Fact 7) Samhain is one of Celtic four Fire Festivals that are celebrated at the height of Autumn, Winter, Spring, and Summer
Fact 8) On Samhain Night, spirits of the dead walk the Earth before traveling to the west of Ireland and out over the ocean to the land of the dead
Fact 9) Traditionally, people would put out offerings and lights for the spirits on their journey. If they didn’t, the spirits would play tricks on them. This is the origin of trick or treating.
Fact 10) An old Irish belief is if you sit on the wall of a cemetery at midnight on Samhain Night the you’ll see the souls of those who will die in the coming year pass by
Fact 11) In Ancient Ireland, the High King would hold a feast at the hill of Tlachtga in royal Meath on Samhain Night and every action that people made there would shape the events of the coming year
Fact 12) In traditional Irish folk beliefs, Samhain Night was a time for prophecy and people would use Barm Brack bread foretelling a person’s fortune in the coming year
Fact 13) Samhain, as Cailtlin found out, is pronounced Sahhwhen not Sam Hain
Barm Brack is a traditional Irish bread with fruit in it. On Samhain people would bake a thimble, a coin, a ring and a scrap of cloth into the bread to foretell the events of the coming year. If you found a thimble in your piece, it meant that you would remain unmarried, a coin meant good fortune was coming to you, a ring meant marriage and a scrap of cloth meant you would be hard up for money.
Recipe for Barm Brack:
2 cups (8oz) flour
pinch of salt
1/4 tsp allspice
1/4 tsp nutmeg
1/2 tsp cinnamon
4 Tbsp(2 oz) butter
1 tsp (1/2 oz) live yeast
2Tbs (1 oz) sugar
1 1/4 cup (1/2 pint) milk- warmed
2 eggs, well beaten
1 cup (8oz) golden raisins
1 cup (8oz) currants
1/2 cup (4oz) mixed dried fruit
a thimble, a coin, a ring & a scrap of cloth

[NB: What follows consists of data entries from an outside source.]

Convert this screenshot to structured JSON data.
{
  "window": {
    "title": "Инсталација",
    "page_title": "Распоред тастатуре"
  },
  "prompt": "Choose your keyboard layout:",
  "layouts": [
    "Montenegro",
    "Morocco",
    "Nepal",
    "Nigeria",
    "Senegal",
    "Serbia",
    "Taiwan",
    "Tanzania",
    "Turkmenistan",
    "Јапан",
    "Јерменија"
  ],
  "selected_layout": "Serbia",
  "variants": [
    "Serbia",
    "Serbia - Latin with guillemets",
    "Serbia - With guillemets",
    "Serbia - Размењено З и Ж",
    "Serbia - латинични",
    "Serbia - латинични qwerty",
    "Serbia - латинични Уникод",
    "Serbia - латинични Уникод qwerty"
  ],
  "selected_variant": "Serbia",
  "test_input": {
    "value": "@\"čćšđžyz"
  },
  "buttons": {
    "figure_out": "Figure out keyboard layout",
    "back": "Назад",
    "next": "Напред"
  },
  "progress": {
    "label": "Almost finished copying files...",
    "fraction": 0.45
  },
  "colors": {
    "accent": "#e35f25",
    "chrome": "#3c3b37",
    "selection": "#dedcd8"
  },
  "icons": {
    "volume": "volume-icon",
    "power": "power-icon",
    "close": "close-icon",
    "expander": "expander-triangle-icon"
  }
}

Sieve together the flour, salt, cinnamon, allspice & nutmeg. Cream in butter. In a separate bowl, mix 1 tsp of sugar with yeast. Gently stir in the warmed milk. Beat the eggs and add to the yeast/milk mixture, tempering first. Save out a little egg white for glazing the bread later on. Make a well in the flour mixture and add in the in the yeast mixture & stir for about ten minutes with a wooden spoon. Fold in the raisins, currents & dried fruit. Separately wrap a clean thimble, coin, ring & scrap of cloth in grease proof, baking quality parchment paper, and mix in by hand. Place in a warm bowl, cover with damp cloth and place some warm (like on top of the refrigerator) & allow to rise for an hour or until the dough has doubled in size. Knead lightly & turn into a buttered, floured 8″ cake pan. Allow another 30 minutes & glaze with reserved eggwhite. Bake in over preheated to 400° F, 200° C or gas mark 6, for 45 minutes. Brush with 1 Tbs sugar dissolved in 2 tbs boiling water & return to the oven for 3 minutes. Turn out & cool on a wire cooling rack. Serve thickly sliced with butter.

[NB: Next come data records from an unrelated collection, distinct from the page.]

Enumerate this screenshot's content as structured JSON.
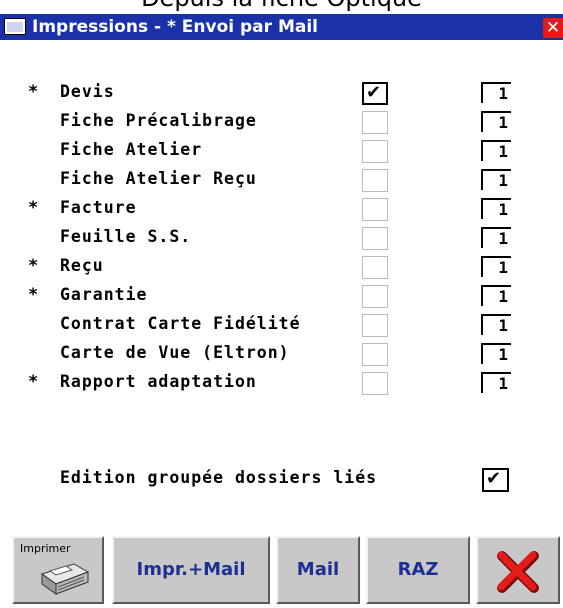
{
  "context_text": "Depuis la fiche Optique",
  "window": {
    "title": "Impressions - * Envoi par Mail",
    "close_glyph": "✕"
  },
  "items": [
    {
      "star": "*",
      "label": "Devis",
      "checked": true,
      "qty": "1"
    },
    {
      "star": "",
      "label": "Fiche Précalibrage",
      "checked": false,
      "qty": "1"
    },
    {
      "star": "",
      "label": "Fiche Atelier",
      "checked": false,
      "qty": "1"
    },
    {
      "star": "",
      "label": "Fiche Atelier Reçu",
      "checked": false,
      "qty": "1"
    },
    {
      "star": "*",
      "label": "Facture",
      "checked": false,
      "qty": "1"
    },
    {
      "star": "",
      "label": "Feuille S.S.",
      "checked": false,
      "qty": "1"
    },
    {
      "star": "*",
      "label": "Reçu",
      "checked": false,
      "qty": "1"
    },
    {
      "star": "*",
      "label": "Garantie",
      "checked": false,
      "qty": "1"
    },
    {
      "star": "",
      "label": "Contrat Carte Fidélité",
      "checked": false,
      "qty": "1"
    },
    {
      "star": "",
      "label": "Carte de Vue (Eltron)",
      "checked": false,
      "qty": "1"
    },
    {
      "star": "*",
      "label": "Rapport adaptation",
      "checked": false,
      "qty": "1"
    }
  ],
  "grouped_edition": {
    "label": "Edition groupée dossiers liés",
    "checked": true
  },
  "buttons": {
    "print": {
      "label": "Imprimer",
      "icon": "printer-icon"
    },
    "print_mail": {
      "label": "Impr.+Mail"
    },
    "mail": {
      "label": "Mail"
    },
    "reset": {
      "label": "RAZ"
    },
    "cancel": {
      "icon": "red-x-icon"
    }
  },
  "colors": {
    "titlebar": "#1a31a8",
    "button_text": "#1d2f93",
    "cancel_x": "#e31b1b"
  }
}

tip- for extra moist raisins, currents and dried fruit place in microwaveable bowl, with just enough water to cover. Microwave on high for about 30 seconds or until plump. Pour off liquid and add to any recipe!

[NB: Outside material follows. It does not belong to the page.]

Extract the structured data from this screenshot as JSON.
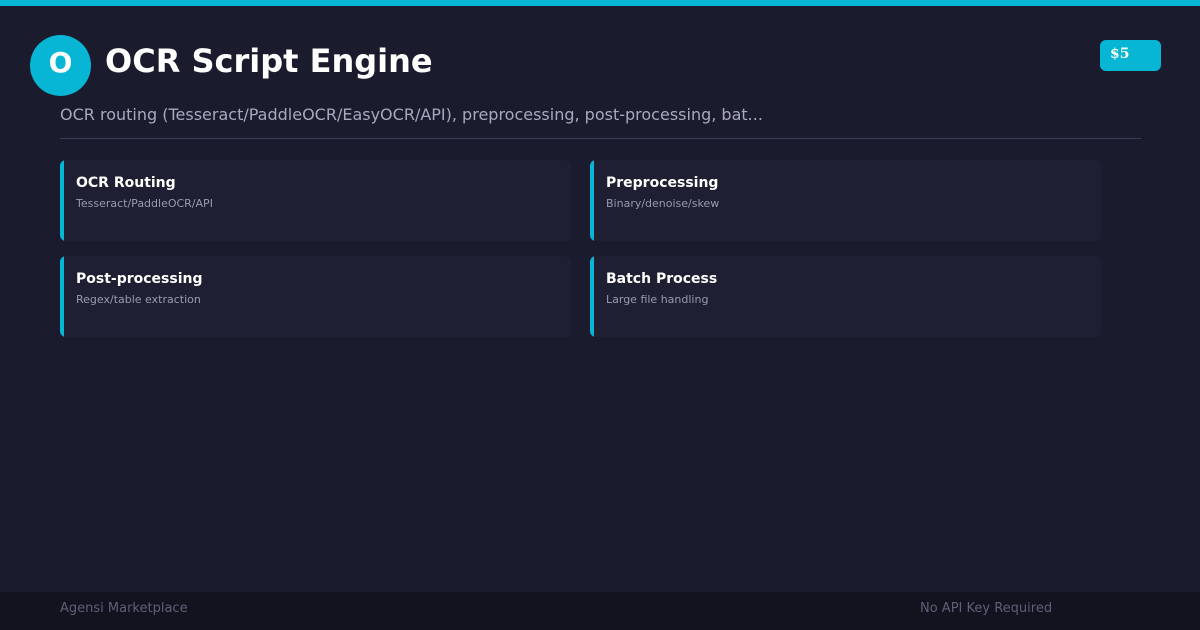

Samhain is associated with death back into the stone age. The researches of Alexander Thom have demonstrated that the eight festivals in our modern pagan year were celebrated in the Neolithic and Bronze age. The Chinese had exactly the same division as a perusal of the early comments on the I Ching will show. A comparative study of cultures all over the world will show that many of them apparently unrelated to each other will show that many of them celebrated this day as the festival of the dead. Many nineteenth and twentieth centuries CE authors suggested that this date was that of the great flood that catastrophically ended the Ice Age. The original date of celebration was when the Sun entered the 15th degree of Scorpio, but the festival became misplaced with the introduction of the Gregorian calendar reform into Britain and its dependencies in the eighteenth century CE. Thus today only a small group of traditionalist pagans still celebrate the festival at the same date our ancestors celebrated it. Thus, for example, some Gardnerian covens of the Sheffield lineage still celebrate the festivals on the ancient date relying on the Indications in Patricia Crowther's book "Lid off the Cauldron".